[Stored items]
---+---

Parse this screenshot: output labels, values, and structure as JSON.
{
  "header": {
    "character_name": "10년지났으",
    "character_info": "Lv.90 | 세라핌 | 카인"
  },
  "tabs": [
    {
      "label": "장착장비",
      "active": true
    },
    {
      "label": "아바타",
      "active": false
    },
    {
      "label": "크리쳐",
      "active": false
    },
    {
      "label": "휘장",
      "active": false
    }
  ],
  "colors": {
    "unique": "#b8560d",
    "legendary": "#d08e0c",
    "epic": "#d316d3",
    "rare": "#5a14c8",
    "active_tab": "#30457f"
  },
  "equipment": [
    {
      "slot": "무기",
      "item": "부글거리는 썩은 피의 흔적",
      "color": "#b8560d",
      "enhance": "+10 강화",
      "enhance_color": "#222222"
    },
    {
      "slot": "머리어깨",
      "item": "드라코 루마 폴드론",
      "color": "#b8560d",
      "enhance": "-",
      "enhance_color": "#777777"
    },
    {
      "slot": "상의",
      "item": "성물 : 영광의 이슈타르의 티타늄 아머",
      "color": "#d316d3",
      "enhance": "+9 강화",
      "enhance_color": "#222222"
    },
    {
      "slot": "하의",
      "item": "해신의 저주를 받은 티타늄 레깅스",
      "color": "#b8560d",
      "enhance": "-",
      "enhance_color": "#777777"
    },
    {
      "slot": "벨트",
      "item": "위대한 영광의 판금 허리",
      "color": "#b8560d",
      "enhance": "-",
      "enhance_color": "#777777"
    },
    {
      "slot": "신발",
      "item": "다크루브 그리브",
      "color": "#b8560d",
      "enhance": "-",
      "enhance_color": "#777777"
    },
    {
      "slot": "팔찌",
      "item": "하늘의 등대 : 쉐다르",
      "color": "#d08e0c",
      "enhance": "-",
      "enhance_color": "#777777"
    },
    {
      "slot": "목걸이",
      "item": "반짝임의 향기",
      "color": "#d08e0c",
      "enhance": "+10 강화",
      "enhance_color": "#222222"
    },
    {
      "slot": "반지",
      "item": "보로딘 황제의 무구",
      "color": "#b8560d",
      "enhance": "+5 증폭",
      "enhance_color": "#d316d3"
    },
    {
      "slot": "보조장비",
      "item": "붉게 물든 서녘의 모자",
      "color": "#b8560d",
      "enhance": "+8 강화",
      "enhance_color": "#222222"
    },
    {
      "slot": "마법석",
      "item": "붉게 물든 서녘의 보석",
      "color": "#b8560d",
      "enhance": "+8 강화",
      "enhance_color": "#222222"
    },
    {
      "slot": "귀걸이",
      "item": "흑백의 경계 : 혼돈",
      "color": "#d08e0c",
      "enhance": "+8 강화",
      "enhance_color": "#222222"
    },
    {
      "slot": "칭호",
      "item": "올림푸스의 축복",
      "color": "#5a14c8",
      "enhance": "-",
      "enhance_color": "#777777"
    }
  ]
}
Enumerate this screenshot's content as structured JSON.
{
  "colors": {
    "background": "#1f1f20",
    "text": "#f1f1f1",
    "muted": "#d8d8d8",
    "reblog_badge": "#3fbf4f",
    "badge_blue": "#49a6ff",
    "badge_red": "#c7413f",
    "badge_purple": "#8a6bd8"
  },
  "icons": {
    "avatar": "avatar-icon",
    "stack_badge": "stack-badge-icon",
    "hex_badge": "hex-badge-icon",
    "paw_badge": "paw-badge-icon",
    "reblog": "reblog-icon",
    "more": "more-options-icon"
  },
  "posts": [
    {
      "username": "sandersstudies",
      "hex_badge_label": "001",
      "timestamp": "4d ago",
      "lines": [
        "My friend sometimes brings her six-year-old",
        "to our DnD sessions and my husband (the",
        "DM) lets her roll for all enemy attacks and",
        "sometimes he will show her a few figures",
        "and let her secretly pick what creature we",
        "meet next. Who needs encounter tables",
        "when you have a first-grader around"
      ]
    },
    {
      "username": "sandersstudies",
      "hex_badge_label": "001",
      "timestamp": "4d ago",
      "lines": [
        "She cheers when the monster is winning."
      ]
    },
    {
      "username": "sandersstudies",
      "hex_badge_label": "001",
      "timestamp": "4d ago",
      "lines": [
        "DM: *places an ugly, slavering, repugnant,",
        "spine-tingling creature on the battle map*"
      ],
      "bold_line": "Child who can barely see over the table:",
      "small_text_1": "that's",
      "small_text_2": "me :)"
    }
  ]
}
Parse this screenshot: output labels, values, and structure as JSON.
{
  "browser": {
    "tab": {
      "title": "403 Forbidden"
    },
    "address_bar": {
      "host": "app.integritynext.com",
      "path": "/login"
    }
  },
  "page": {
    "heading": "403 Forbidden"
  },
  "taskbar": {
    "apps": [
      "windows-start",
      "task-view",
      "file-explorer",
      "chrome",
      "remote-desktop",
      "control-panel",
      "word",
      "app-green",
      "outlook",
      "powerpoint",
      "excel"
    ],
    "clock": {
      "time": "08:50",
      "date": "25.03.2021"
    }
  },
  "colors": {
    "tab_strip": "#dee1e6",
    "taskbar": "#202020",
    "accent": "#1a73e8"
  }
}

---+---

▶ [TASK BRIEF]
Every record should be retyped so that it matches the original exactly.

▶ [WRITTEN ANSWER]
Parse this screenshot: output labels, values, and structure as JSON.
{
  "header": {
    "character_name": "10년지났으",
    "character_info": "Lv.90 | 세라핌 | 카인"
  },
  "tabs": [
    {
      "label": "장착장비",
      "active": true
    },
    {
      "label": "아바타",
      "active": false
    },
    {
      "label": "크리쳐",
      "active": false
    },
    {
      "label": "휘장",
      "active": false
    }
  ],
  "colors": {
    "unique": "#b8560d",
    "legendary": "#d08e0c",
    "epic": "#d316d3",
    "rare": "#5a14c8",
    "active_tab": "#30457f"
  },
  "equipment": [
    {
      "slot": "무기",
      "item": "부글거리는 썩은 피의 흔적",
      "color": "#b8560d",
      "enhance": "+10 강화",
      "enhance_color": "#222222"
    },
    {
      "slot": "머리어깨",
      "item": "드라코 루마 폴드론",
      "color": "#b8560d",
      "enhance": "-",
      "enhance_color": "#777777"
    },
    {
      "slot": "상의",
      "item": "성물 : 영광의 이슈타르의 티타늄 아머",
      "color": "#d316d3",
      "enhance": "+9 강화",
      "enhance_color": "#222222"
    },
    {
      "slot": "하의",
      "item": "해신의 저주를 받은 티타늄 레깅스",
      "color": "#b8560d",
      "enhance": "-",
      "enhance_color": "#777777"
    },
    {
      "slot": "벨트",
      "item": "위대한 영광의 판금 허리",
      "color": "#b8560d",
      "enhance": "-",
      "enhance_color": "#777777"
    },
    {
      "slot": "신발",
      "item": "다크루브 그리브",
      "color": "#b8560d",
      "enhance": "-",
      "enhance_color": "#777777"
    },
    {
      "slot": "팔찌",
      "item": "하늘의 등대 : 쉐다르",
      "color": "#d08e0c",
      "enhance": "-",
      "enhance_color": "#777777"
    },
    {
      "slot": "목걸이",
      "item": "반짝임의 향기",
      "color": "#d08e0c",
      "enhance": "+10 강화",
      "enhance_color": "#222222"
    },
    {
      "slot": "반지",
      "item": "보로딘 황제의 무구",
      "color": "#b8560d",
      "enhance": "+5 증폭",
      "enhance_color": "#d316d3"
    },
    {
      "slot": "보조장비",
      "item": "붉게 물든 서녘의 모자",
      "color": "#b8560d",
      "enhance": "+8 강화",
      "enhance_color": "#222222"
    },
    {
      "slot": "마법석",
      "item": "붉게 물든 서녘의 보석",
      "color": "#b8560d",
      "enhance": "+8 강화",
      "enhance_color": "#222222"
    },
    {
      "slot": "귀걸이",
      "item": "흑백의 경계 : 혼돈",
      "color": "#d08e0c",
      "enhance": "+8 강화",
      "enhance_color": "#222222"
    },
    {
      "slot": "칭호",
      "item": "올림푸스의 축복",
      "color": "#5a14c8",
      "enhance": "-",
      "enhance_color": "#777777"
    }
  ]
}
Enumerate this screenshot's content as structured JSON.
{
  "colors": {
    "background": "#1f1f20",
    "text": "#f1f1f1",
    "muted": "#d8d8d8",
    "reblog_badge": "#3fbf4f",
    "badge_blue": "#49a6ff",
    "badge_red": "#c7413f",
    "badge_purple": "#8a6bd8"
  },
  "icons": {
    "avatar": "avatar-icon",
    "stack_badge": "stack-badge-icon",
    "hex_badge": "hex-badge-icon",
    "paw_badge": "paw-badge-icon",
    "reblog": "reblog-icon",
    "more": "more-options-icon"
  },
  "posts": [
    {
      "username": "sandersstudies",
      "hex_badge_label": "001",
      "timestamp": "4d ago",
      "lines": [
        "My friend sometimes brings her six-year-old",
        "to our DnD sessions and my husband (the",
        "DM) lets her roll for all enemy attacks and",
        "sometimes he will show her a few figures",
        "and let her secretly pick what creature we",
        "meet next. Who needs encounter tables",
        "when you have a first-grader around"
      ]
    },
    {
      "username": "sandersstudies",
      "hex_badge_label": "001",
      "timestamp": "4d ago",
      "lines": [
        "She cheers when the monster is winning."
      ]
    },
    {
      "username": "sandersstudies",
      "hex_badge_label": "001",
      "timestamp": "4d ago",
      "lines": [
        "DM: *places an ugly, slavering, repugnant,",
        "spine-tingling creature on the battle map*"
      ],
      "bold_line": "Child who can barely see over the table:",
      "small_text_1": "that's",
      "small_text_2": "me :)"
    }
  ]
}
Parse this screenshot: output labels, values, and structure as JSON.
{
  "browser": {
    "tab": {
      "title": "403 Forbidden"
    },
    "address_bar": {
      "host": "app.integritynext.com",
      "path": "/login"
    }
  },
  "page": {
    "heading": "403 Forbidden"
  },
  "taskbar": {
    "apps": [
      "windows-start",
      "task-view",
      "file-explorer",
      "chrome",
      "remote-desktop",
      "control-panel",
      "word",
      "app-green",
      "outlook",
      "powerpoint",
      "excel"
    ],
    "clock": {
      "time": "08:50",
      "date": "25.03.2021"
    }
  },
  "colors": {
    "tab_strip": "#dee1e6",
    "taskbar": "#202020",
    "accent": "#1a73e8"
  }
}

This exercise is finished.